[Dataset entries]
BEGIN

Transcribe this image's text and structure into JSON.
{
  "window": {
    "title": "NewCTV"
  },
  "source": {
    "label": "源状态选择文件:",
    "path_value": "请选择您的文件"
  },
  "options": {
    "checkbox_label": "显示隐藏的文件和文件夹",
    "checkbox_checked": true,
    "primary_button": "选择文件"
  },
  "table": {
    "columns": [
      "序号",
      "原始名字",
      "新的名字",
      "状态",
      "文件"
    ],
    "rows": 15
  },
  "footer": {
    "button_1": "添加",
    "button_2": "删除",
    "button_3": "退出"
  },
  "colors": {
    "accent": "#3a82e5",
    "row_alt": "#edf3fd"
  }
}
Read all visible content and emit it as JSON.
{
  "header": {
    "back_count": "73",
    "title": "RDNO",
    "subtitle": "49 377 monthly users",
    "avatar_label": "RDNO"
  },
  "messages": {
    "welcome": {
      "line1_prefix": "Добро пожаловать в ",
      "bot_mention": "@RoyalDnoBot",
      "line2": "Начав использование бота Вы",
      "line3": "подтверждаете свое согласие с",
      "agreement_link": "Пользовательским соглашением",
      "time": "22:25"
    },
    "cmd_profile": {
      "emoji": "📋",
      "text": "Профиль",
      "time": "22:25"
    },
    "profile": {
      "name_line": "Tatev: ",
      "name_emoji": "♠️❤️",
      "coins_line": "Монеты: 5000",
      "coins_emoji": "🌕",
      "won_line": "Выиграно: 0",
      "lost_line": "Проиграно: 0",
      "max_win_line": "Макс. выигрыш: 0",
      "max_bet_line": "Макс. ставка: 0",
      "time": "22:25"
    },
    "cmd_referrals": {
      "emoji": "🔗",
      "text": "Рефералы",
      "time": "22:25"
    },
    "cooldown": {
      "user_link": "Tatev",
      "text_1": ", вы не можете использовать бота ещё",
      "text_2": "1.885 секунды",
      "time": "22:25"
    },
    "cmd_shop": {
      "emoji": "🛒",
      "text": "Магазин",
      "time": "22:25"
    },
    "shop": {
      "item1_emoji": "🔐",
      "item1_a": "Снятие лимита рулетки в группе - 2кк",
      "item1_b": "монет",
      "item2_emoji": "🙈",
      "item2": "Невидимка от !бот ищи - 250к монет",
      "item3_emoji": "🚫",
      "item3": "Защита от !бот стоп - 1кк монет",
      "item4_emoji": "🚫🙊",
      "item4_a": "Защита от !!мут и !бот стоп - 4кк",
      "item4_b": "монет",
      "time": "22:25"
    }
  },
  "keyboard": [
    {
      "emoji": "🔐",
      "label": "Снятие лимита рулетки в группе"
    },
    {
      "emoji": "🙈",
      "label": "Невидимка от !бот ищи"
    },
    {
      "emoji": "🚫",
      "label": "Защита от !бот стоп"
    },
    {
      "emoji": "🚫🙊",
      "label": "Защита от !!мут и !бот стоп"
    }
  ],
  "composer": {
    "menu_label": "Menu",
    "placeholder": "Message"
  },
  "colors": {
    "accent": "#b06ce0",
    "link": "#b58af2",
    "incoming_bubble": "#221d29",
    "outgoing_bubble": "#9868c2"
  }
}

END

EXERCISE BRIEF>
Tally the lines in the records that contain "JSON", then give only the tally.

WRITTEN RESPONSE>
2